26 Mar 2017
More than four million British people will get an annual pay increase of nearly £600 from next month.
The National Living Wage (NLW) is rising from £7.20 to £7.50 per hour for those aged 25 and over.
For those of us who will benefit, if you are on a 37.5 hour week it means your weekly salary goes up from £270 to £281.25 - and the annual salary jumps by £585 to £14,625.
In 2015, the then Chancellor George Osborne used the first all-Conservative Budget for nearly 20 years to announce a compulsory NLW.
The aim is for the NLW to reach £9 an hour by 2020. It effectively replaced the existing minimum wage for everyone aged 25 and above.
Independent think-tank the Resolution Foundation says NLW is set to transform Britain’s low-pay landscape.
It is expected to lift more than 800,000 workers out of low pay by 2020 – the first significant fall in the number of low-paid workers in over two decades. There are currently 5.7 million low-paid workers across Britain, three-fifths of whom are women.
The Resolution Foundation had carried out analysis which showed the impact of the NLW would vary considerably across Scotland when the £7.20 hourly rate was introduced last April.
While one-third of employees in Clackmannanshire and Dumfries and Galloway were affected, just 16% of workers in Aberdeen benefited. Edinburgh (17%), Dundee (18%) and Glasgow (19%) were also significantly lower.
Around 500,000 Scottish employees have been impacted by the increase.
New research from the Federation of Small Businesses (FSB) last autumn found that small firms were meeting the challenge posed by the new NLW.
The FSB study found that the majority were already paying all their staff above the NLW of £7.20 an hour.
Mike Cherry, national chairman at the FSB, said: "Small employers have stretched to meet the challenge set by the NLW, with many paying their staff more by reducing operating margins. This will get harder for many firms in later years, with the targets set in a ‘pre-Brexit-decision’ economy.
“Considering the uncertain economic climate, the Low Pay Commission must be given the opportunity to adapt the NLW target in future years so that it can be met without job losses or harming job creation. The rate of the NLW should be set at a level the economy can afford, based upon economic and not political priorities.”
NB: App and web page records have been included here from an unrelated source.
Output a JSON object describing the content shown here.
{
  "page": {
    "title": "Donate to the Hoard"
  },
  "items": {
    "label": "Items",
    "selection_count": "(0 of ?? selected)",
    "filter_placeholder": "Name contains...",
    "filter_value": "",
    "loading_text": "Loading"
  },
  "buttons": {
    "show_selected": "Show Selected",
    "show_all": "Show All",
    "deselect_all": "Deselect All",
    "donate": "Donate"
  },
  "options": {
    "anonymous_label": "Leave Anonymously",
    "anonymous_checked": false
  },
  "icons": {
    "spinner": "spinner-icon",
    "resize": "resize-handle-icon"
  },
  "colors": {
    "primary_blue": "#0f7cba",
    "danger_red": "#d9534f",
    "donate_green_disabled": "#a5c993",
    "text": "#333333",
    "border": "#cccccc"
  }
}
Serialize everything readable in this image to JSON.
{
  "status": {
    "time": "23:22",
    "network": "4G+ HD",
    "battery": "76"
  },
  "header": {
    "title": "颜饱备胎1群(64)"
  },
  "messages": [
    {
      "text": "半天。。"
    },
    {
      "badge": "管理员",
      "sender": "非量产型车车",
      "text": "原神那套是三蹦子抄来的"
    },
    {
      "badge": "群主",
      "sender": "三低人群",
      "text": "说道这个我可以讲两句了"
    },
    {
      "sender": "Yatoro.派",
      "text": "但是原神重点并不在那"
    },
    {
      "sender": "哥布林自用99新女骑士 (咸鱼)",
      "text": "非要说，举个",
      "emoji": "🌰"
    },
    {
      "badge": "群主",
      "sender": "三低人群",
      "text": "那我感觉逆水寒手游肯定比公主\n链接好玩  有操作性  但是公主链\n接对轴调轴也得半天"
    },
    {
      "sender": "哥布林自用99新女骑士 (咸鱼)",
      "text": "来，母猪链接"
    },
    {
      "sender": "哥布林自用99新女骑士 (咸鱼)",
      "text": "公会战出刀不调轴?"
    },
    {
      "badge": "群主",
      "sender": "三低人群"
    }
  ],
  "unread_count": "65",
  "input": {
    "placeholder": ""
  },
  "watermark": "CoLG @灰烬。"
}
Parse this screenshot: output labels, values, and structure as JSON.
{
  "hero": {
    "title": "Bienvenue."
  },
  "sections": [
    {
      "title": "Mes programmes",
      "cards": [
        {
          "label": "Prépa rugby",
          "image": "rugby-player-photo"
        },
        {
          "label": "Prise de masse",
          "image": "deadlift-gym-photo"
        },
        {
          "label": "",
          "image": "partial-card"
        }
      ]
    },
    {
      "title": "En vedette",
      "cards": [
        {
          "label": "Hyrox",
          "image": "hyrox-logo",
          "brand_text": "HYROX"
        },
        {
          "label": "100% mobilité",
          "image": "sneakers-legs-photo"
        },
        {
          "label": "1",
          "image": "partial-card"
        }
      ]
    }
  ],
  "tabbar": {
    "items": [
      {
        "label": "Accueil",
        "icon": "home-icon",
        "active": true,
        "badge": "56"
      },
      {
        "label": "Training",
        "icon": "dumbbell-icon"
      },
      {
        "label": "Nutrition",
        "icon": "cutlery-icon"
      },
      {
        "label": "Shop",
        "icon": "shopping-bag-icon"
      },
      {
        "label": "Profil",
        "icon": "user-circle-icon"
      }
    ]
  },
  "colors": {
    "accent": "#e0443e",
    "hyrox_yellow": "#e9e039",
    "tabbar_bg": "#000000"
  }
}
Aberdein Considine offers employment law services to businesses across Scotland. If you would like to speak to one of our employment lawyers, click here.